__TASK DIRECTIONS__.
Every line below that holds the string "title" should be copied out.

__EXTRACTED DATA__.
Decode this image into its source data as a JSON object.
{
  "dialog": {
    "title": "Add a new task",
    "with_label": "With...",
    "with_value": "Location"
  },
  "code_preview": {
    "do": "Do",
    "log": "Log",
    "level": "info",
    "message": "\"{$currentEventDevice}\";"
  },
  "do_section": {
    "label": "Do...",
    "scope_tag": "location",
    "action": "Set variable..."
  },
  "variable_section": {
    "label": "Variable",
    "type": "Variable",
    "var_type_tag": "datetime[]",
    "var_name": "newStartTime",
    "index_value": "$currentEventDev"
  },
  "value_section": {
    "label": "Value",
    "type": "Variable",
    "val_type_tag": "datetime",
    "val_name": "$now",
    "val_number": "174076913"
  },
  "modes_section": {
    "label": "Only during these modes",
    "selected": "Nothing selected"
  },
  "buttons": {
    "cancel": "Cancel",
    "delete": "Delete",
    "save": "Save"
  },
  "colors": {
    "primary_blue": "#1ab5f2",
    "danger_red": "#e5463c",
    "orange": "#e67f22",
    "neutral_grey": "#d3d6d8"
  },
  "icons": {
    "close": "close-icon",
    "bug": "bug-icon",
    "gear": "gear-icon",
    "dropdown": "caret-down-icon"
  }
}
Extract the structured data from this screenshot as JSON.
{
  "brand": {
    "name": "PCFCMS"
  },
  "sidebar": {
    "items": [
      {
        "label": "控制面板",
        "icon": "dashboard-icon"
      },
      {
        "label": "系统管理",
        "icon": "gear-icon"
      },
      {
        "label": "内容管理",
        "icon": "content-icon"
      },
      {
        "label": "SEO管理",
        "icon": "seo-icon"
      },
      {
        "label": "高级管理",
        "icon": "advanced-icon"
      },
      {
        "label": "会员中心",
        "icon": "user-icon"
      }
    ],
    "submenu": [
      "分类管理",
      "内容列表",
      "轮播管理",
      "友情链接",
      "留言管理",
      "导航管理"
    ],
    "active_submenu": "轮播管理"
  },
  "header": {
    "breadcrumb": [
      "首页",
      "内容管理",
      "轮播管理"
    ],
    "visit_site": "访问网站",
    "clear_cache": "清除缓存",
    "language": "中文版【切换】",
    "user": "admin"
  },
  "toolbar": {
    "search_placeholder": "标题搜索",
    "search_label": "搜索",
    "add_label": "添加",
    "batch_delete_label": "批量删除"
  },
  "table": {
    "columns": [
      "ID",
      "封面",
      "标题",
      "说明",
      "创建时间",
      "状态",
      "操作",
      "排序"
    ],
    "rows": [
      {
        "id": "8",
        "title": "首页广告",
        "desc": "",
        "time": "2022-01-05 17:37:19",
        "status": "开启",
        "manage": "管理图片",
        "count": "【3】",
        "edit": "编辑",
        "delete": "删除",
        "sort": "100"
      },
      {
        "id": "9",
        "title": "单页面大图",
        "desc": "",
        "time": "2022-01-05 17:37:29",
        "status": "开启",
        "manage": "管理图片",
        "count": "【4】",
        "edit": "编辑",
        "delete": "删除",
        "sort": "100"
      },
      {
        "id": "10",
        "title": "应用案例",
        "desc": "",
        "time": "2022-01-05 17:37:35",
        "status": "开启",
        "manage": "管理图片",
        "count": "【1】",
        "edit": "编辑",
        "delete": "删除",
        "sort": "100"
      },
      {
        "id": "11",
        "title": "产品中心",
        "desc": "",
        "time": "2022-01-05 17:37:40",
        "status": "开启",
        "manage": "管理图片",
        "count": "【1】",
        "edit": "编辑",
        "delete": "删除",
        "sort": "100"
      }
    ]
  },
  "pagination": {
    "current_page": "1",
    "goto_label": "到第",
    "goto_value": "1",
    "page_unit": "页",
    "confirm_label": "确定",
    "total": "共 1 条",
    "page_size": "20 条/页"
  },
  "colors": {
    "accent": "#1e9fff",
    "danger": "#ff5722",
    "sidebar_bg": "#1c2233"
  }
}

__SOLUTION FOR THIS PROBLEM__.
    "title": "Add a new task",
        "title": "首页广告",
        "title": "单页面大图",
        "title": "应用案例",
        "title": "产品中心",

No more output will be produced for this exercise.